SE8600207A Title not available
Non-Patent Citations
Reference
1DeVor's Deluxe Hoof Trimming Chute brochure (Feb. 2004).
2Ideal Hoof Trimming Stall. Ideal Machinery. Internet extract www.wicideal.com/Pages/hoof<SUB>-</SUB>trimming.htm (Apr. 20, 2005).
3KVK Hydra. Klov. Hoof Trimming Chute Internet extract www.kvk.dk/English.htm (Apr. 20, 2005).
4The Hydraulic Comfort Chute. Comfort Hoof Care Inc. Internet extract www.comforthoofcare.com/AutoChut.htm (Apr. 20, 2005).
Referenced by
Citing PatentFiling datePublication dateApplicantTitle
US7389749 *May 23, 2006Jun 24, 2008Choate Tim HStabilizer for shoeing a horse
US8240276 *Mar 9, 2011Aug 14, 2012Daniels Danny DSqueeze chute apparatus
US8622454 *Jul 28, 2010Jan 7, 2014Micah F. AndretichMobile structure having sufficient internal structural rigidity to eliminate need for load-bearing perimeter support structures
US20110025101 *Jul 28, 2010Feb 3, 2011Andretich Micah FMobile structure with ample interior space unobstructed by structural members
US20120192808 *Mar 9, 2011Aug 2, 2012Daniels Danny DSqueeze chute apparatus
Classifications
U.S. Classification168/48.1, 119/738, 119/516
International ClassificationA01K15/04, A01L11/00, A01K1/00
Cooperative ClassificationA01L11/00, A01K1/0613, A01L13/00, A01L15/00
European ClassificationA01L11/00, A01L13/00, A01K1/06F, A01L15/00
Legal Events
DateCodeEventDescription
Nov 7, 2014REMIMaintenance fee reminder mailed

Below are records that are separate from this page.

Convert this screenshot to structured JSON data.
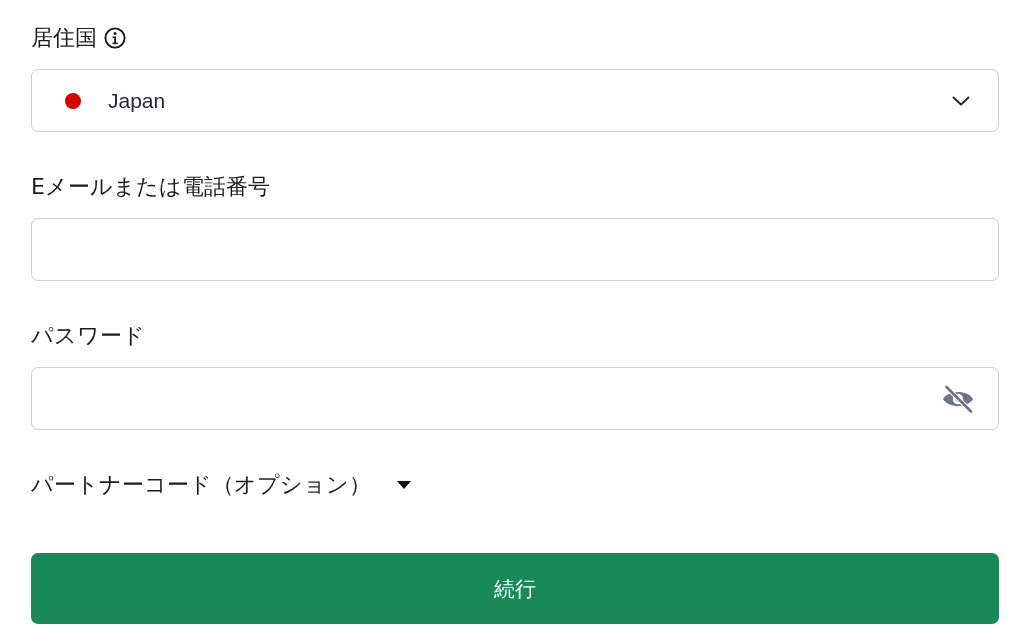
{
  "form": {
    "fields": [
      {
        "kind": "select",
        "label": "居住国",
        "info": true,
        "value": "Japan"
      },
      {
        "kind": "text",
        "label": "Eメールまたは電話番号",
        "info": false
      },
      {
        "kind": "password",
        "label": "パスワード",
        "info": false,
        "revealed": false
      }
    ],
    "partner_code_toggle": {
      "label": "パートナーコード（オプション）",
      "expanded": false
    },
    "submit_button": {
      "label": "続行"
    }
  }
}
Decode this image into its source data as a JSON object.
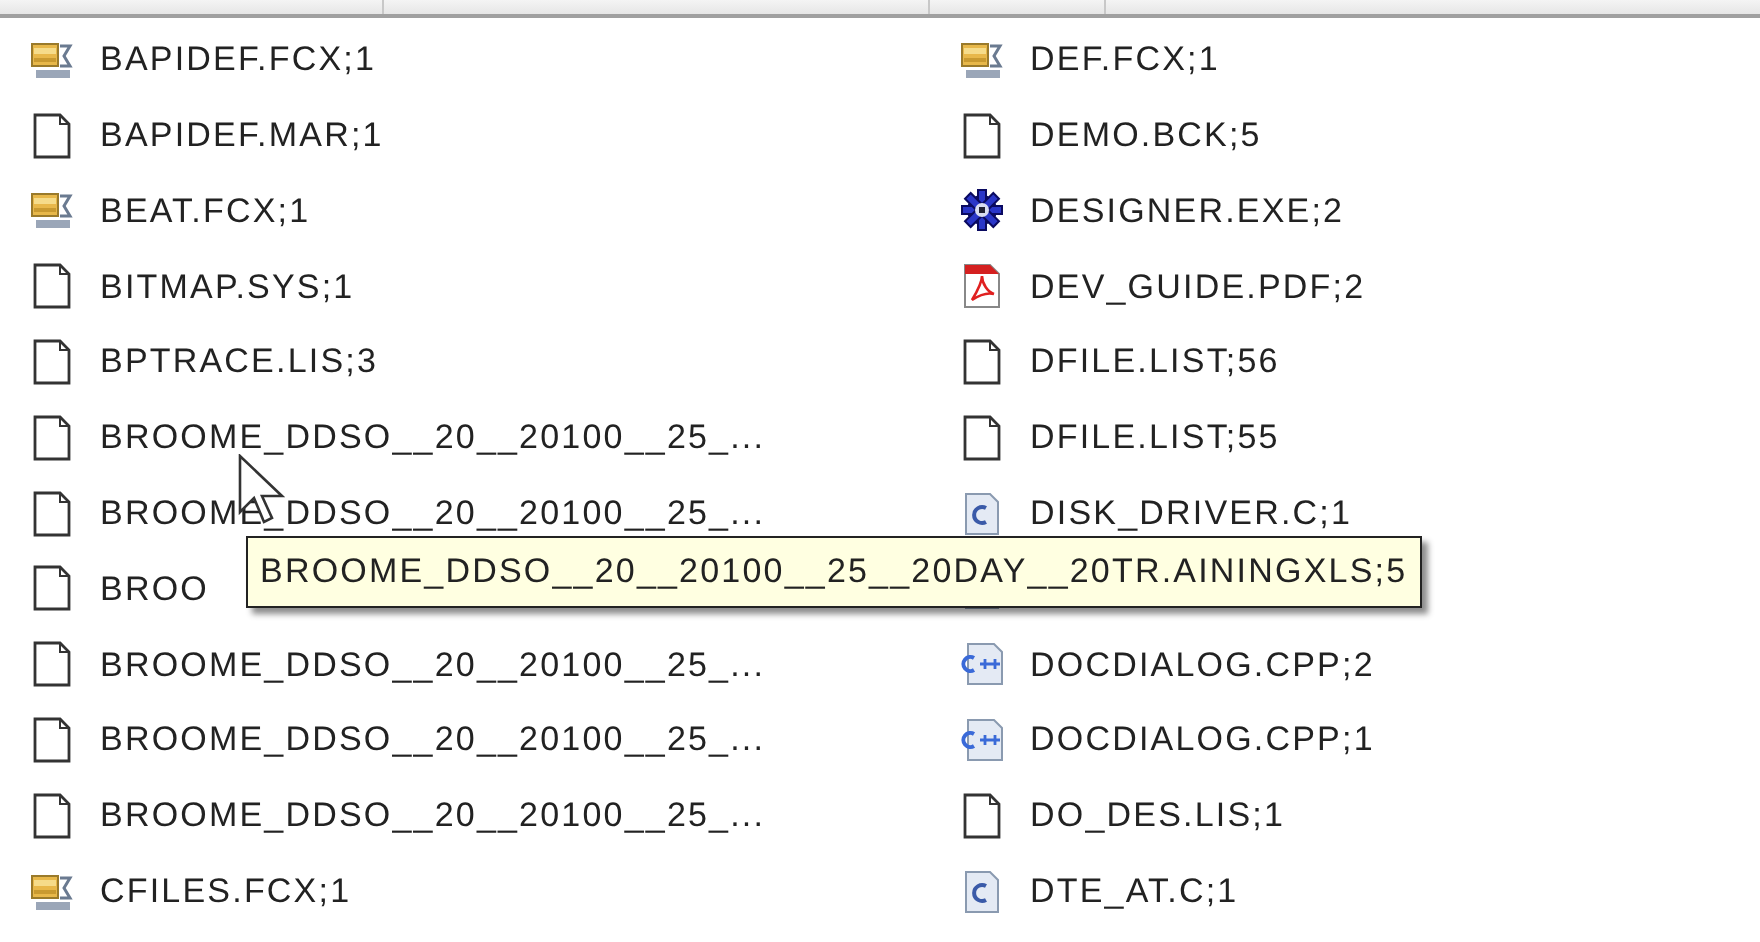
{
  "columns": [
    {
      "files": [
        {
          "kind": "fcx",
          "name": "BAPIDEF.FCX;1"
        },
        {
          "kind": "file",
          "name": "BAPIDEF.MAR;1"
        },
        {
          "kind": "fcx",
          "name": "BEAT.FCX;1"
        },
        {
          "kind": "file",
          "name": "BITMAP.SYS;1"
        },
        {
          "kind": "file",
          "name": "BPTRACE.LIS;3"
        },
        {
          "kind": "file",
          "name": "BROOME_DDSO__20__20100__25_..."
        },
        {
          "kind": "file",
          "name": "BROOME_DDSO__20__20100__25_..."
        },
        {
          "kind": "file",
          "name": "BROO"
        },
        {
          "kind": "file",
          "name": "BROOME_DDSO__20__20100__25_..."
        },
        {
          "kind": "file",
          "name": "BROOME_DDSO__20__20100__25_..."
        },
        {
          "kind": "file",
          "name": "BROOME_DDSO__20__20100__25_..."
        },
        {
          "kind": "fcx",
          "name": "CFILES.FCX;1"
        }
      ]
    },
    {
      "files": [
        {
          "kind": "fcx",
          "name": "DEF.FCX;1"
        },
        {
          "kind": "file",
          "name": "DEMO.BCK;5"
        },
        {
          "kind": "exe",
          "name": "DESIGNER.EXE;2"
        },
        {
          "kind": "pdf",
          "name": "DEV_GUIDE.PDF;2"
        },
        {
          "kind": "file",
          "name": "DFILE.LIST;56"
        },
        {
          "kind": "file",
          "name": "DFILE.LIST;55"
        },
        {
          "kind": "c",
          "name": "DISK_DRIVER.C;1"
        },
        {
          "kind": "c"
        },
        {
          "kind": "cpp",
          "name": "DOCDIALOG.CPP;2"
        },
        {
          "kind": "cpp",
          "name": "DOCDIALOG.CPP;1"
        },
        {
          "kind": "file",
          "name": "DO_DES.LIS;1"
        },
        {
          "kind": "c",
          "name": "DTE_AT.C;1"
        }
      ]
    }
  ],
  "tooltip": {
    "text": "BROOME_DDSO__20__20100__25__20DAY__20TR.AININGXLS;5"
  }
}
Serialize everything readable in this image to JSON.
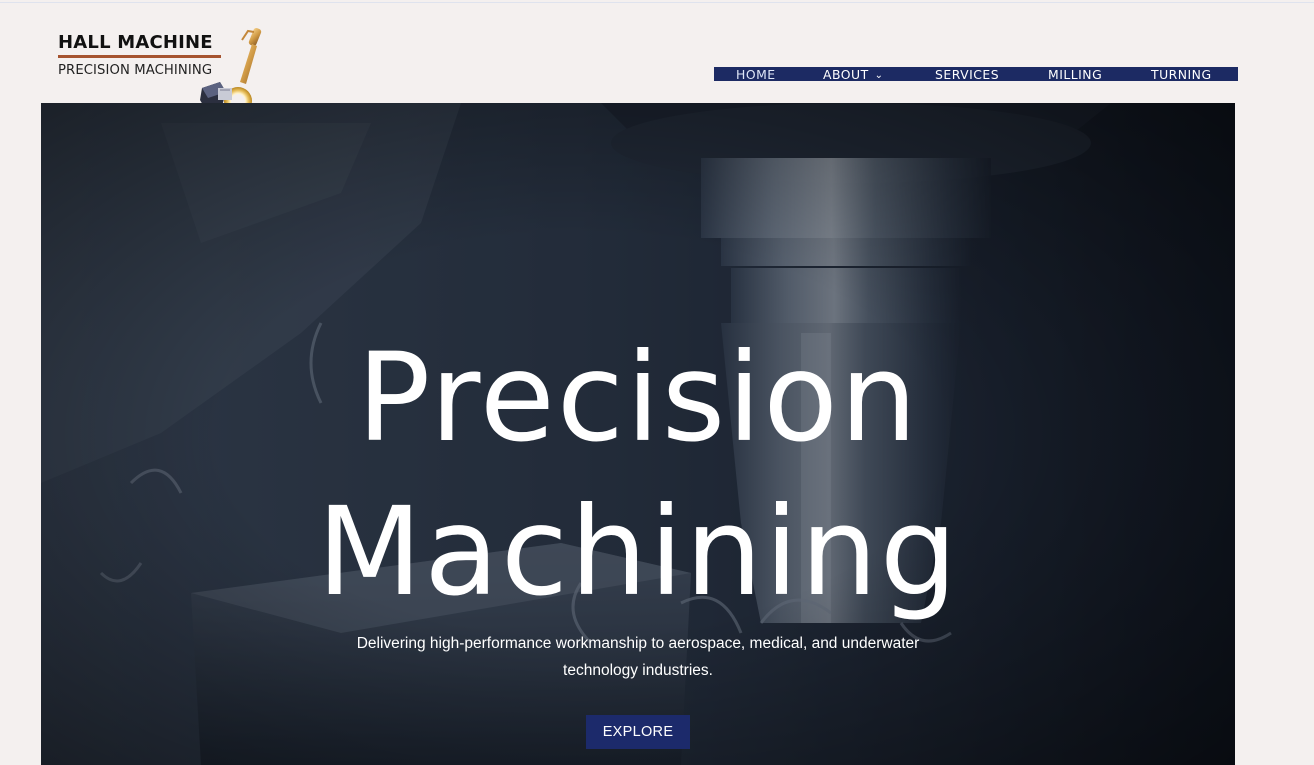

Jan 5, 2011SULPSurcharge for late payment
Jan 5, 2011FPAYFee payment
Year of fee payment: 4
Nov 1, 2010REMIMaintenance fee reminder mailed